Exit Menu

Design of exquisite metal nanoparticle catalysts using metal-organic frameworks

Design of exquisite metal nanoparticle catalysts using metal-organic frameworks (MOFs) as spatial confinement templates. 

This project will focus on the design of exquisite metal nanoparticle catalysts using metal-organic frameworks (MOFs) as both sacrificial hard templates and spatial confinement templates for well-defined microporous metal oxides supports.

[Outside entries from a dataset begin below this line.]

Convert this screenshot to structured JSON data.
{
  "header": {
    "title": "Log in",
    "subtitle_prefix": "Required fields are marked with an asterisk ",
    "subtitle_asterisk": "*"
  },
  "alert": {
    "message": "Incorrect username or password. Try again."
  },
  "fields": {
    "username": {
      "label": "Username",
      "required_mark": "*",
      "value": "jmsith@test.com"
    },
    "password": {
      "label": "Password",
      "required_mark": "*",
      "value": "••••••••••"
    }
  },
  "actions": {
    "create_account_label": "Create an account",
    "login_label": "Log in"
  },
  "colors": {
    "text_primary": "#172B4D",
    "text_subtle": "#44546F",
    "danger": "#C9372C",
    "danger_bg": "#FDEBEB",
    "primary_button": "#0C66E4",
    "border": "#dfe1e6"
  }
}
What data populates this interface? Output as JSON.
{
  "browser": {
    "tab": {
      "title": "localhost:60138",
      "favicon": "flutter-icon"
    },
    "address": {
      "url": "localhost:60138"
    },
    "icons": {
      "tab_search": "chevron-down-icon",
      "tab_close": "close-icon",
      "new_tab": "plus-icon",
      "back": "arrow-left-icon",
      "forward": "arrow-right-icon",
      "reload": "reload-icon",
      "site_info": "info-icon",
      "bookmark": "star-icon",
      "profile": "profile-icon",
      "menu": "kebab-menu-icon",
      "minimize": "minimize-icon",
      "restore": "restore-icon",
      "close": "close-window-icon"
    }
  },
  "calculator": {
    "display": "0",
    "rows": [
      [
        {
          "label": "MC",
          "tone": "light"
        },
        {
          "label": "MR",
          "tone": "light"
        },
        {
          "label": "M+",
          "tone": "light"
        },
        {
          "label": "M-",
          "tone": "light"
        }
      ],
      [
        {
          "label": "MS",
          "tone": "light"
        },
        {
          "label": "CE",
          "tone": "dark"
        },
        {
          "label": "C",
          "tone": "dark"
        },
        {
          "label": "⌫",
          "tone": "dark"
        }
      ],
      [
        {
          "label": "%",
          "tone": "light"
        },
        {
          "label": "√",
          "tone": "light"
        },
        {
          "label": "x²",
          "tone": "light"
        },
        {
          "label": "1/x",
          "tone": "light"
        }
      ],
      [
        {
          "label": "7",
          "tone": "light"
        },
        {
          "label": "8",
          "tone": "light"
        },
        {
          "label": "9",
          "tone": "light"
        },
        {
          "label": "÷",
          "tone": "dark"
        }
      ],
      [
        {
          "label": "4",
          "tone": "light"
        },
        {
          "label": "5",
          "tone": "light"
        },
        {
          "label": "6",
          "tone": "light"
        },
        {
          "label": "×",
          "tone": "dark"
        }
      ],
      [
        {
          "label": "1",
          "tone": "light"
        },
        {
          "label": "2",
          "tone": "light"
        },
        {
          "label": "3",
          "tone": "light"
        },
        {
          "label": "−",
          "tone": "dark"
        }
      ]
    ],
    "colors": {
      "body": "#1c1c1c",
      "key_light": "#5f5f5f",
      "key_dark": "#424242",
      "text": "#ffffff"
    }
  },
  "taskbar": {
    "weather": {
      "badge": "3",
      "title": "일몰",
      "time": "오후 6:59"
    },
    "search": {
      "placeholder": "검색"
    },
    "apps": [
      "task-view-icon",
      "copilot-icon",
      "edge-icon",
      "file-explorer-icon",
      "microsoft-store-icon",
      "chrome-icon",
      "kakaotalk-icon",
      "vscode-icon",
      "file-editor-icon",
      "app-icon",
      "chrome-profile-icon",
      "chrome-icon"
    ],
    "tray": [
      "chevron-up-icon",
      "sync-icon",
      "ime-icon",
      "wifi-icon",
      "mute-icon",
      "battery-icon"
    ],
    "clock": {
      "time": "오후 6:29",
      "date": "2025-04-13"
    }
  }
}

A number of very recent papers suggest the enhanced activity of highly dispersed sub-nanometer metal particle catalysts for a number of reactions, such as ammonia synthesis, CO oxidation, alkene hydrogenation, methanol reforming, water slitting, water-gas shift reaction, etc. Metal-organic frameworks (MOFs), constructed from coordination bonds between metal cations and organic ligands, have emerged as the research frontier in porous materials because of their ultrahigh porosity and wide tunability.

By using microporous MOF templates, molecular-level interactions between the metal precursors and the support are enabled, securing and dispersing the active metal catalytic sites. Tuning the metal-support interactions by MOF templates to enhance the activity and stability of supported metal catalysts will be of primary interest to develop promising applications in promoting the solar and hydrogen energy utilization for mitigating the current environmental deterioration concerns. A catalytic bespoke flow rig experiments and process simulations will play a decisive role in this project to evaluate the real catalytic performance of as-synthesized catalysts. Gas sorption isotherms, kinetic data, and in-situ FTIR will be measured and monitored to probe the fundamental absorption-activation-led active sites of metal nanoparticles. The overall performance of MOF-derived metal nanoparticle catalysts will be evaluated based on the conversion, turnover frequency (TOF), materials cost, and cyclic stability. Other potential characterization techniques include PXRD, EXAFS, XPS, FESEM, HR-TEM, ASAP 2020, in-situ CO chemisorption, HAADF-STEM.

References:

T. W. van Deelen, C. Hernández Mejía, K. P. de Jong, Nat. Catal. 2019, 2, 955-970.

Z. Hu, J. Mahin, S. Datta, T. E. Bell, L. Torrente-Murciano, Top. Catal. 2019, 62, 1169-1177.

Z. Hu, J. Mahin, L. Torrente-Murciano, Int. J. Hydrogen Energy 2019, 44, 30108-30118.

How to apply

If you are interested in applying for the above PhD topic please follow the steps below:

  1. Contact the supervisor by email or phone to discuss your interest and find out if you woold be suitable. Supervisor details can be found on this topic page. The supervisor will guide you in developing the topic-specific research proposal, which will form part of your application.
  2. Click on the 'Apply here' button on this page and you will be taken to the relevant PhD course page, where you can apply using an online application.
  3. Complete the online application indicating your selected supervisor and include the research proposal for the topic you have selected.

Good luck!

This is a self funded topic

Brunel offers a number of funding options to research students that help cover the cost of their tuition fees, contribute to living expenses or both. See more information here: https://www.brunel.ac.uk/research/Research-degrees/Research-degree-funding. The UK Government is also offering Doctoral Student Loans for eligible students, and there is some funding available through the Research Councils. Many of our international students benefit from funding provided by their governments or employers. Brunel alumni enjoy tuition fee discounts of 15%.

Meet the Supervisor(s)


Zhigang Hu - Dr. Hu is a Lecturer at the Department of Chemical Engineering of Brunel University London. He obtained his PhD degree in Chemical Engineering from National University of Singapore (NUS) under the supervision of Prof. Dan Zhao in 2016, working on novel synthetic approaches for the scale-up of functional MOFs and related composite materials for adsorption-based gas separation and heterogeneous catalysis. In July 2017, he joined the Department of Chemical Engineering and Biotechnology of the University of Cambridge as a research associate with Prof. Laura Torrente-Murciano, working on developing ammonia decomposition catalysts and catalytic membrane reactors for sustainable hydrogen production. In March 2019, he worked as a research associate with Prof. Andrea Carlo Ferrari at the Department of Electrical Engineering, University of Cambridge, focusing on the electrochemical processing of 2D semiconductor materials and composites for flexible electronics and gas sensing applications.